> _What the task requires_: Only lines holding the word "data" are wanted from the records; copy all of them.

++++++++

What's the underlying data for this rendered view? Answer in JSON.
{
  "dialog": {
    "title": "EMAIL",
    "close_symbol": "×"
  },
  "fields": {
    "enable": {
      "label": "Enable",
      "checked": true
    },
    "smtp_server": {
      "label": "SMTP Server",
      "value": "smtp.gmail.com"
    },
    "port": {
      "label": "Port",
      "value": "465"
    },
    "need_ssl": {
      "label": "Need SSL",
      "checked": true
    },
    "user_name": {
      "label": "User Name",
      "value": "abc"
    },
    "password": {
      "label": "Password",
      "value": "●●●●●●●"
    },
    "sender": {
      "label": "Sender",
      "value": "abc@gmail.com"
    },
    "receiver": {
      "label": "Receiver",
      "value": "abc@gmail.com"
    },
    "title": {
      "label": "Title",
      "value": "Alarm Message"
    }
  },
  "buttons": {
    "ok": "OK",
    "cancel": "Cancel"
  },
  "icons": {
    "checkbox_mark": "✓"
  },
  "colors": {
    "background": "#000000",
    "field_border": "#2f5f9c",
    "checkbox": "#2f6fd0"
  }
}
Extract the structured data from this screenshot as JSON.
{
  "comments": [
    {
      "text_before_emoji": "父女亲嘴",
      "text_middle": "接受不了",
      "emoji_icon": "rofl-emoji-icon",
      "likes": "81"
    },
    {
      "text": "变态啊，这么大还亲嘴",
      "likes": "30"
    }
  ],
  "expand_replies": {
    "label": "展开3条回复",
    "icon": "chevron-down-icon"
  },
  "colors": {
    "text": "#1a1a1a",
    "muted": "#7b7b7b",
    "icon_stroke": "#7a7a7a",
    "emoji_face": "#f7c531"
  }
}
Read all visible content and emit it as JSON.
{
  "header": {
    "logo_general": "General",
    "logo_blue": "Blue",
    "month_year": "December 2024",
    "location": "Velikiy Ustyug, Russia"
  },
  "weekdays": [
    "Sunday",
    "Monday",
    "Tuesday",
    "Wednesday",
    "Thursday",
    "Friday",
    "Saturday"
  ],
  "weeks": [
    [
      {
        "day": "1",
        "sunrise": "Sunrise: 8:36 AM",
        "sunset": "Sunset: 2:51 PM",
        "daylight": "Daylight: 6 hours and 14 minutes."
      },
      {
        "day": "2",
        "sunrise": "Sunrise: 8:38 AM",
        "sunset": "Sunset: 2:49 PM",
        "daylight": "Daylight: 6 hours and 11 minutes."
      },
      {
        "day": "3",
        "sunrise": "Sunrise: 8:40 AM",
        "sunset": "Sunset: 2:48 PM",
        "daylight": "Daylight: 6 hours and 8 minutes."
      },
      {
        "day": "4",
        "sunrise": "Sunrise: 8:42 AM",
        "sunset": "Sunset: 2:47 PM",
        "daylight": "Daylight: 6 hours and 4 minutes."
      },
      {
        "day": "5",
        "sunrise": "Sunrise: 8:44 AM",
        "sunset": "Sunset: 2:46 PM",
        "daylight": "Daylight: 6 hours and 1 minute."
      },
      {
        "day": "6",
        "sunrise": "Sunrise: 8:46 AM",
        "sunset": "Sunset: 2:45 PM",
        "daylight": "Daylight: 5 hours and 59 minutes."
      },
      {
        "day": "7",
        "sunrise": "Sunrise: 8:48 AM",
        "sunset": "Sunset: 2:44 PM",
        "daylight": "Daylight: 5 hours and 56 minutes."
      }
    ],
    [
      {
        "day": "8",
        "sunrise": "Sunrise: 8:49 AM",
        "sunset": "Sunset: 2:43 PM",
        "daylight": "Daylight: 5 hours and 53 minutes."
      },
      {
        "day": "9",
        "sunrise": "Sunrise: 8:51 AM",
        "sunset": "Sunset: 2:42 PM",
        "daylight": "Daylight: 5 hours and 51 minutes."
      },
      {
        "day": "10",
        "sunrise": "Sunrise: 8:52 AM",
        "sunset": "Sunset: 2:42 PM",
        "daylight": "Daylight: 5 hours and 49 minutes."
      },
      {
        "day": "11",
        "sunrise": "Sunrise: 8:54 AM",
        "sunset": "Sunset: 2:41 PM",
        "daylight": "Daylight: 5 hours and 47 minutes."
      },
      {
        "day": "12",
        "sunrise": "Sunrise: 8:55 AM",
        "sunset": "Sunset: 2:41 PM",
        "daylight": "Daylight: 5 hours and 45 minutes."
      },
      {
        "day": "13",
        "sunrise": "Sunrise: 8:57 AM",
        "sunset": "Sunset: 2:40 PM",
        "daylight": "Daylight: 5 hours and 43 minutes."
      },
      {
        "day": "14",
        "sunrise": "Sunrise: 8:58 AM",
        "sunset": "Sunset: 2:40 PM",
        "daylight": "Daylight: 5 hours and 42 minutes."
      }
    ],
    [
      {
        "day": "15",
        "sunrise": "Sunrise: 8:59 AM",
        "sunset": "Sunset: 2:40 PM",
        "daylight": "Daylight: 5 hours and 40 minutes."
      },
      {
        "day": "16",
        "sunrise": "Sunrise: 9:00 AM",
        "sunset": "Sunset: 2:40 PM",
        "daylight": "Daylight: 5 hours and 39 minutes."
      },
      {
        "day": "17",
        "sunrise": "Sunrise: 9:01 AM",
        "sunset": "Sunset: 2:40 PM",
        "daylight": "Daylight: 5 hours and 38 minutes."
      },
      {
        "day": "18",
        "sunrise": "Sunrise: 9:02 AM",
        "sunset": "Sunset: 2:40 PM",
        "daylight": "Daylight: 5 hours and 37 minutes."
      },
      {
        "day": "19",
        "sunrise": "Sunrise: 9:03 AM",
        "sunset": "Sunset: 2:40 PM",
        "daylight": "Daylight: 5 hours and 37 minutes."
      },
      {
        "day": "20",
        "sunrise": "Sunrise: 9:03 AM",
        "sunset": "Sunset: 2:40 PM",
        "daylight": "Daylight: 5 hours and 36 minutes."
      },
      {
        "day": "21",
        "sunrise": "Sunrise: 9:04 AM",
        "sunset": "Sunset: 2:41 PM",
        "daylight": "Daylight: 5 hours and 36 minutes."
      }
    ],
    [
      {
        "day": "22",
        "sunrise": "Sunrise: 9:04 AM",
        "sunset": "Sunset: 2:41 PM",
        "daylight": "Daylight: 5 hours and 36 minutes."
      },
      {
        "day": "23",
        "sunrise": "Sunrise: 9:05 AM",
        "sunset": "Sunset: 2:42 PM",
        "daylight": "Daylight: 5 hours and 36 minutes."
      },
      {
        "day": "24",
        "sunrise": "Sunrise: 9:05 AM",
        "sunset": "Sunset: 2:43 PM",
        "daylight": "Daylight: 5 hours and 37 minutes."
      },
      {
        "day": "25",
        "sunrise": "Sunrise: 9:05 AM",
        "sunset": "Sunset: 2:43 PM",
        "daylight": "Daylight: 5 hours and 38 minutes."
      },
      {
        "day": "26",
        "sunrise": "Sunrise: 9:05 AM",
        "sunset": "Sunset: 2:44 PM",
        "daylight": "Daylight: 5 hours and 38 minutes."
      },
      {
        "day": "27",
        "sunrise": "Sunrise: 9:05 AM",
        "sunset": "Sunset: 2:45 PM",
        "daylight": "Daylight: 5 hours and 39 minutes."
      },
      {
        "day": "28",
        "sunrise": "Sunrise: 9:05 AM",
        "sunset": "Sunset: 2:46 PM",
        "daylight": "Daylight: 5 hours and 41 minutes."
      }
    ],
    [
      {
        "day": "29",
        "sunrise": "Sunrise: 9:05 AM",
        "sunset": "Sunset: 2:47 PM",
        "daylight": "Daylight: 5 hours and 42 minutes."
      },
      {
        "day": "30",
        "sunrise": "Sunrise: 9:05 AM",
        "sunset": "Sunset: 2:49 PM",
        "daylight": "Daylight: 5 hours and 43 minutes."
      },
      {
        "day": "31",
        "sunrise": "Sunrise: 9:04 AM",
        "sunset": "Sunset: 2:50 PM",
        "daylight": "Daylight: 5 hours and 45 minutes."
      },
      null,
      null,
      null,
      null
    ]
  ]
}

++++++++

> _Response area_:
What's the underlying data for this rendered view? Answer in JSON.
Extract the structured data from this screenshot as JSON.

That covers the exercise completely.